The deck is wet, luxurious thick smacky fog wet kiss bliss, and I am absorbed in Jacques Lusseyran's book, And There Was Light.
This truly is a must-read, an immersion into all the ways we see and read light.
It also documents the fear that allowed Hitler to do what he did, and exclaims on what this country was and how it was perceived.
Jacques is a teen-ager when the Germans invade France. He is also blind, but that is only an aid in anchoring his formation of a youth resistance against the Germans. At one point, in his memoir he writes this about America. It is 1942 and he has a teacher who is unafraid to teach.

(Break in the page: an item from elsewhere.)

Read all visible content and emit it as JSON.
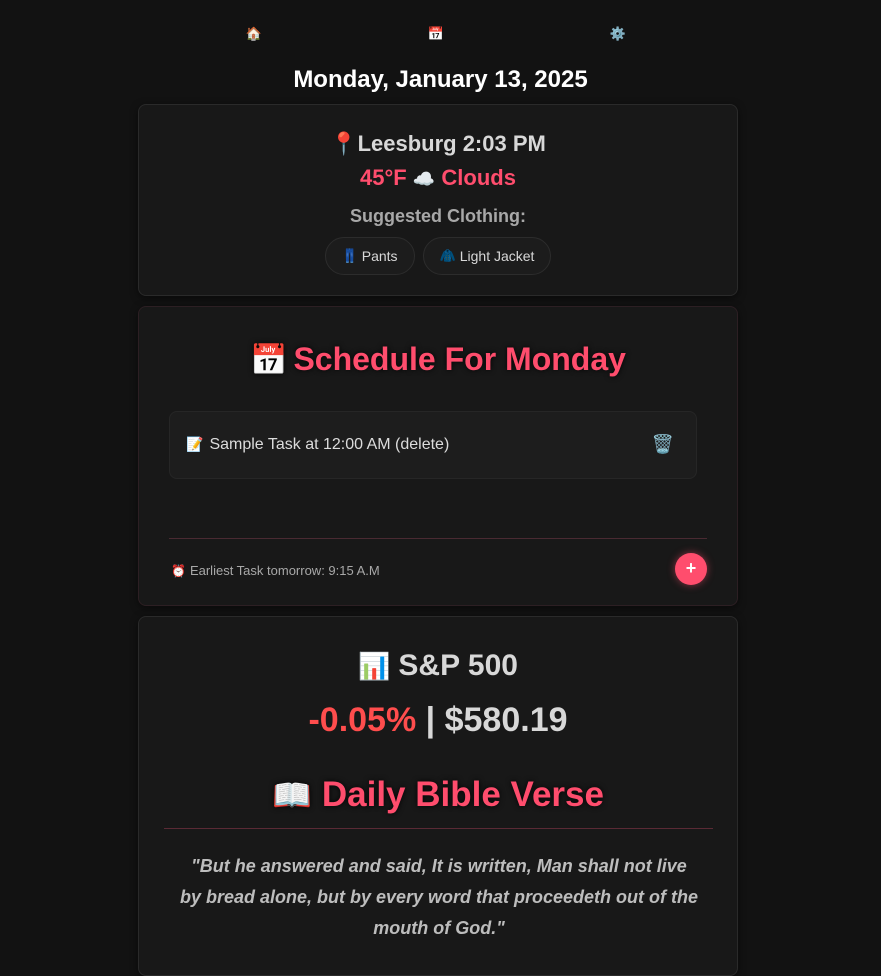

"The U.S.S.R. was an unknown quantity but America was no less so. "As for them," our teacher used to say when he was talking about America, "if they are only as skillful as they are generous, we shall all be saved!"
"The portion of the future which lay on the other side of the Atlantic was greater than Europe liked to admit. There was a vast continent there, filled with resources, teeming with people, growing in almost geometrical progression. America represented the greatest triumph of the spirit of adventure that man had ever managed to achieve. Excitement and egotism were part of it, as they are with all young nations, but America also had one of the most solid reserves of tolerance and confidence to be found anywhere in the world.
Americans loved to invent, to build, in other words they loved action, and if they could only keep this taste intact for a long enough time, they would become Europe's first hope, perhaps her only hope, ghastly as it might be to admit it."
He writes of fear and how it can shut down a country, of freedom fighters who are labeled terrorists, and again, fear, fear, fear and what it does, and the exhilaration that comes when one uses their intellect to fight. He was in an accelerated program at university, and responsible for 600 youths in the Resistance and he writes the following of that time. Keep in mind he is blind.
"The time was surely blessed when I was only aware of my body as something that gave me pleasure. The fifteen-mile hike I took with Jean each Sunday was enough to wipe away the small physical discomforts that came from mental strain. At night we were dead tired. The next day, when we got up at five o'clock, it was as if it were the first day of the world.
The well of my strength never dried up. The later I stayed up, the better I slept. The more I learned, the more I was able to learn. My memory only knew how to say yes. It made room for everything, for the thousand and fifty Paris telephone numbers I needed for my work in the Resistance, and which I had learned by heart in 1942 to keep from writing anything down. It made room too for the system of monads according to Leibnitz, for Turkish history in the nineteenth century, even for those fifteen pages from the letters of Cicero in Latin. Whenever a new contingent of facts presented itself, my memory, instead of tightening up at their approach, expanded. It was much simpler that way.
My mind was a world in growth, one which had not found its limits. And if my intelligence hung back a little at the effort, I could always turn to other worlds within myself, to the worlds of the heart and of hope. They immediately sent up a relay, and I kept running continually."